COMBINING RESULTS: In one study, a meta-analysis published in the American Journal of Clinical Nutrition, researchers combined results from 11 previous trials of B vitamins and cognition totaling 22,000 people. They found, as expected, that B-vitamin supplements decreased homocysteine levels by an average 25%. But effects on mental ability were small, amounting to only one week of cognitive aging per year of supplementation.

But this meta-analysis did not actually test the theory that taking folic acid and vitamin B12 could prevent Alzheimer’s disease. Dr. Rosenberg points out. Shortcomings in trial design and flaws in the original studies, combined with issues with the cognitive tests used, mean “the results of this meta-analysis cannot be extrapolated to the effect of B vitamins on disease-related cognitive impairment and dementia.” In several trials, for example, neither the placebo group nor those receiving extra B vitamins experienced cognitive decline—making it impossible to determine whether the supplements made a difference.

All except two of the trials used the Mini-Mental State Examination (MMSE) to compare changes in mental performance. “But the MMSE is a screening test for dementia and is not sensitive for cognitive aging,” Dr. Rosenberg notes.

B VITAMINS VS. PLACEBO: In the second new study, published in Neurology, Dutch researchers used data on 2,919 people, average age 74, with elevated levels of homocysteine. Participants were randomly assigned to a placebo or a daily tablet containing 400 micrograms of folic acid and 500 micrograms of vitamin B12. The supplemental folic acid was equivalent to the RDA, while the extra B12 was many times the 2.4 micrograms RDA, since there are no known risks to very high doses. Participants given the vitamin supplements saw their homocysteine levels decline by almost four times as much as the control group.

But after two years, cognitive scores between the two groups in a battery of tests differed only slightly. Performance on the MMSE did decrease marginally less in participants given B12 and folic acid. People who initially had low blood levels of the active form of vitamin B12 also improved their thinking speed when given supplements that corrected this deficiency.

Supplementation, the researchers concluded, “may slightly slow the rate of decline of global cognition, but the reported small difference may be attributable to chance.”

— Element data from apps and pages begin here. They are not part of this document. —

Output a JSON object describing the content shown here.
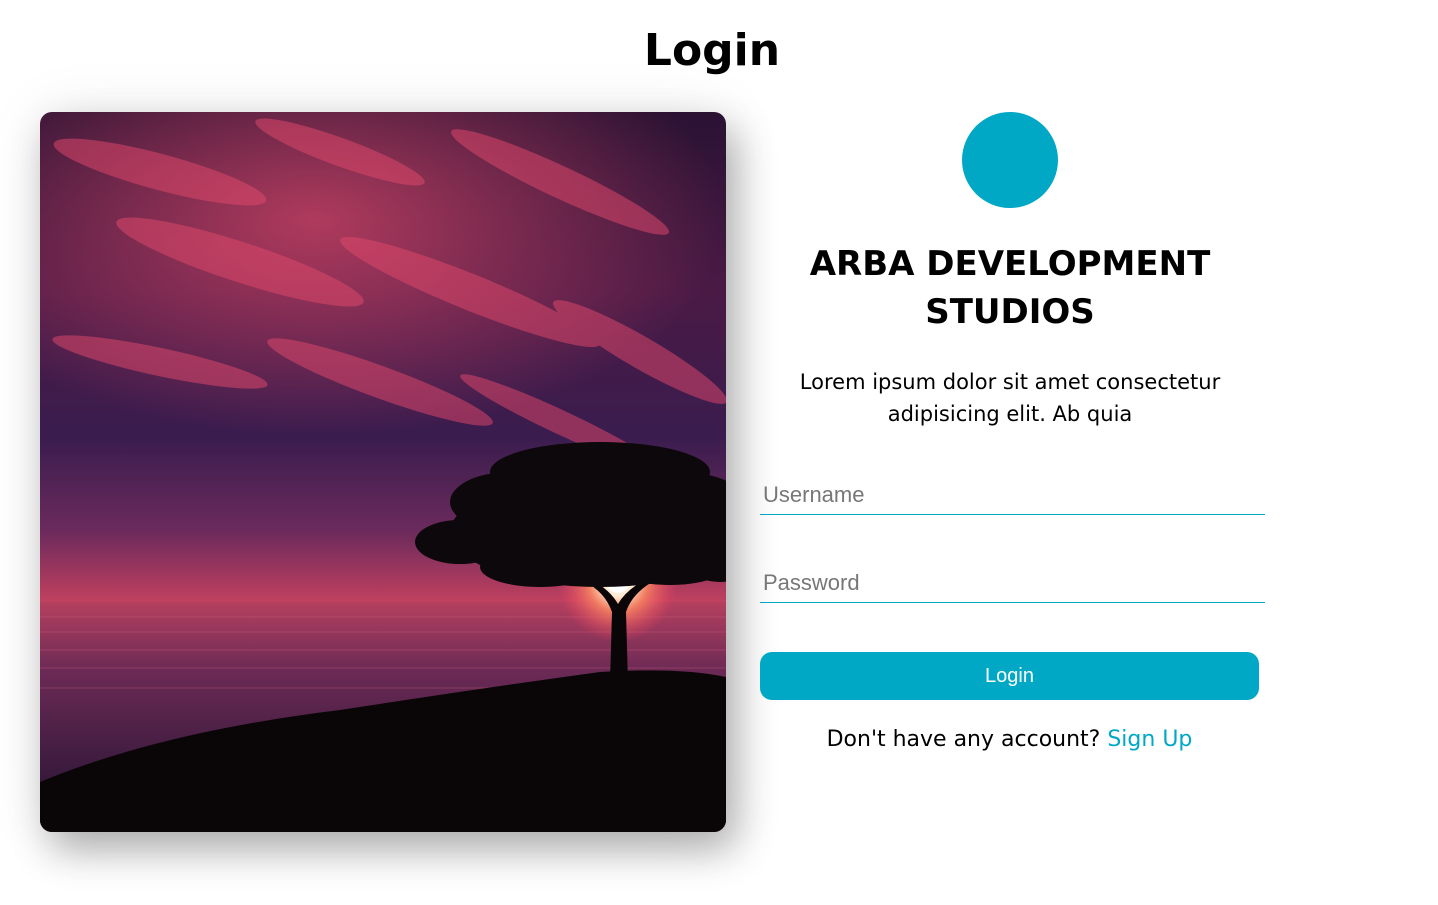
{
  "page": {
    "title": "Login"
  },
  "brand": {
    "name": "ARBA DEVELOPMENT STUDIOS",
    "tagline": "Lorem ipsum dolor sit amet consectetur adipisicing elit. Ab quia",
    "accent_color": "#00a8c6"
  },
  "form": {
    "username_placeholder": "Username",
    "password_placeholder": "Password",
    "login_label": "Login",
    "signup_prompt": "Don't have any account?",
    "signup_link_label": "Sign Up"
  },
  "hero_image": {
    "subject": "tree-sunset-over-sea"
  }
}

WHO BENEFITS?: It could also be that extra B vitamins benefit only certain subgroups of people. Two of the trials included in the recent meta-analysis, for example, found that participants with low intake of B vitamins when the study began did benefit from supplementation; those already getting adequate amounts showed no effect. In one of those trials, people with elevated homocysteine levels who received supplemental folic acid saw benefits in several cognitive measurements.

Future trials, Dr. Rosenberg comments, should include baseline data on B-vitamin status and be of longer duration. In the meantime, there are plenty of other good reasons to make sure you’re getting adequate amounts of vitamin B12 (see Are You Getting Enough, above right).

New to Tufts Health & Nutrition Letter? Register for Free!

Already Registered?
Log In